|Graphic by Park Gee-young|
Expectations that the Korean economy will recover its traditional growth rate of 4 percent have been buoyed by improvements in several measures of the country’s productivity, boosting local business sentiment.
Data compiled by Statistics Korea recently showed that three main areas of economic activity ― investment, consumption and industrial production ― increased, with the manufacturing sector, the country’s prime growth driver, making a comeback.
Korea’s industrial production in August reached a record high, entering positive territory after nine months of slowdown.
Korea saw its manufacturing industry increase its production by 1.8 percent in August from the previous month, with its plant operation ratio close to 77 percent.

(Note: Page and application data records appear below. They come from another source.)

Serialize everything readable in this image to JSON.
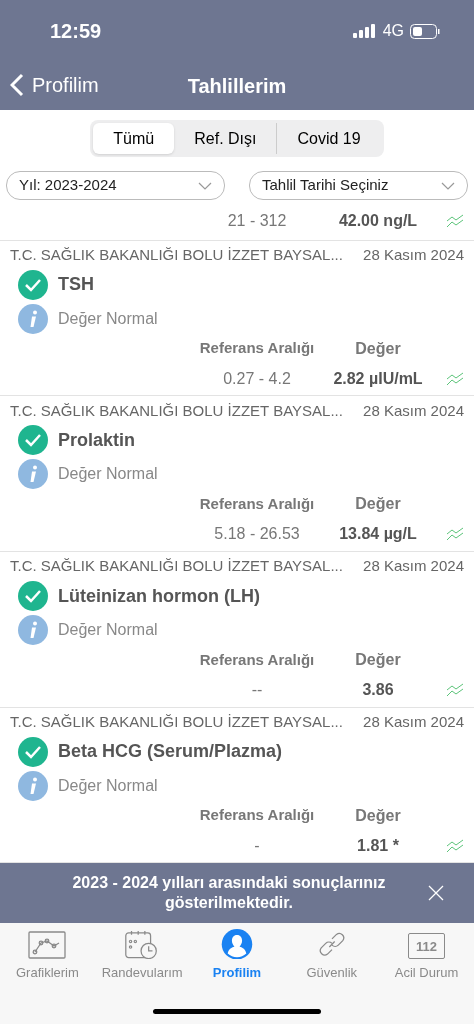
{
  "status_bar": {
    "time": "12:59",
    "network": "4G"
  },
  "nav": {
    "back_label": "Profilim",
    "title": "Tahlillerim"
  },
  "segments": [
    {
      "label": "Tümü",
      "selected": true
    },
    {
      "label": "Ref. Dışı",
      "selected": false
    },
    {
      "label": "Covid 19",
      "selected": false
    }
  ],
  "filters": [
    {
      "value": "Yıl: 2023-2024"
    },
    {
      "value": "Tahlil Tarihi Seçiniz"
    }
  ],
  "partial_row": {
    "reference": "21 - 312",
    "value": "42.00 ng/L"
  },
  "results": [
    {
      "hospital": "T.C. SAĞLIK BAKANLIĞI BOLU İZZET BAYSAL...",
      "date": "28 Kasım 2024",
      "test": "TSH",
      "status": "Değer Normal",
      "reference_header": "Referans Aralığı",
      "value_header": "Değer",
      "reference": "0.27 - 4.2",
      "value": "2.82 µIU/mL"
    },
    {
      "hospital": "T.C. SAĞLIK BAKANLIĞI BOLU İZZET BAYSAL...",
      "date": "28 Kasım 2024",
      "test": "Prolaktin",
      "status": "Değer Normal",
      "reference_header": "Referans Aralığı",
      "value_header": "Değer",
      "reference": "5.18 - 26.53",
      "value": "13.84 µg/L"
    },
    {
      "hospital": "T.C. SAĞLIK BAKANLIĞI BOLU İZZET BAYSAL...",
      "date": "28 Kasım 2024",
      "test": "Lüteinizan hormon (LH)",
      "status": "Değer Normal",
      "reference_header": "Referans Aralığı",
      "value_header": "Değer",
      "reference": "--",
      "value": "3.86"
    },
    {
      "hospital": "T.C. SAĞLIK BAKANLIĞI BOLU İZZET BAYSAL...",
      "date": "28 Kasım 2024",
      "test": "Beta HCG (Serum/Plazma)",
      "status": "Değer Normal",
      "reference_header": "Referans Aralığı",
      "value_header": "Değer",
      "reference": "-",
      "value": "1.81 *"
    }
  ],
  "banner": {
    "message": "2023 - 2024 yılları arasındaki sonuçlarınız gösterilmektedir."
  },
  "tab_bar": [
    {
      "kind": "chart",
      "label": "Grafiklerim",
      "selected": false
    },
    {
      "kind": "calendar",
      "label": "Randevularım",
      "selected": false
    },
    {
      "kind": "profile",
      "label": "Profilim",
      "selected": true
    },
    {
      "kind": "link",
      "label": "Güvenlik",
      "selected": false
    },
    {
      "kind": "emergency",
      "label": "Acil Durum",
      "icon_text": "112",
      "selected": false
    }
  ]
}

This is the fastest growth since November last year, when the increase was 2.1 percent, after which global uncertainties weighed the sector down. The HSBC Korea PMI rose to 49.7 in September, the highest in four months.
Recent production recovery marks a vital boost to the country’s economic output, which has been backed mostly by exports, overseas sales and government spending since the global financial crisis.
Increased manufacturing is expected to lead to increased private investment. Data showed an increase in facility and equipment investments of 0.2 percent on-month in August compared with a contraction of 2.7 percent in July this year.
The increase was mostly attributable to the airline industry boosting their investments in logistics equipment and airplanes, the statistics bureau noted, adding that construction investment also grew.
Private consumption also showed improvements with retail sales increasing over the last three months, a sign that could boost the multiplier effect of the country’s growth.
Statistics Korea officials said data was “positive” on all sides of the economy, with monetary and fiscal stimulus yet to affect the market.
The Bank of Korea mentioned that a rate cut in May, which was to support the government’s fiscal measures, would rejuvenate the market toward the end of this year as it generally takes at least six months to see the effects of its monetary policy.
The government, meanwhile, frontloaded about 60 percent of its spending for rapid recovery in the first half to help the economy come out of the low-growth trap.
However, analysts and government officials said it was too early to say that Korea was finally on track toward 4 percent growth due to external uncertainties regarding quantitative easing and government shutdown in the U.S.
“While there was a broad improvement across the key sub-indices, many sub-indices remained in contraction territory,” HSBC Global Research said in a report.
“This, alongside the weaker than expected trade data for September, provides a clear reminder to markets that the upward momentum underpinning Korea’s economic recovery is still rather slow,” it added.
The Asian Development Bank revised down Korea’s growth projection for next year from 3.7 percent to 3.5 percent due to a slowdown in India and China, Asia’s main growth economies, and an expected phase-out of the U.S. monetary stimulus.
By Park Hyong-ki (email@example.com)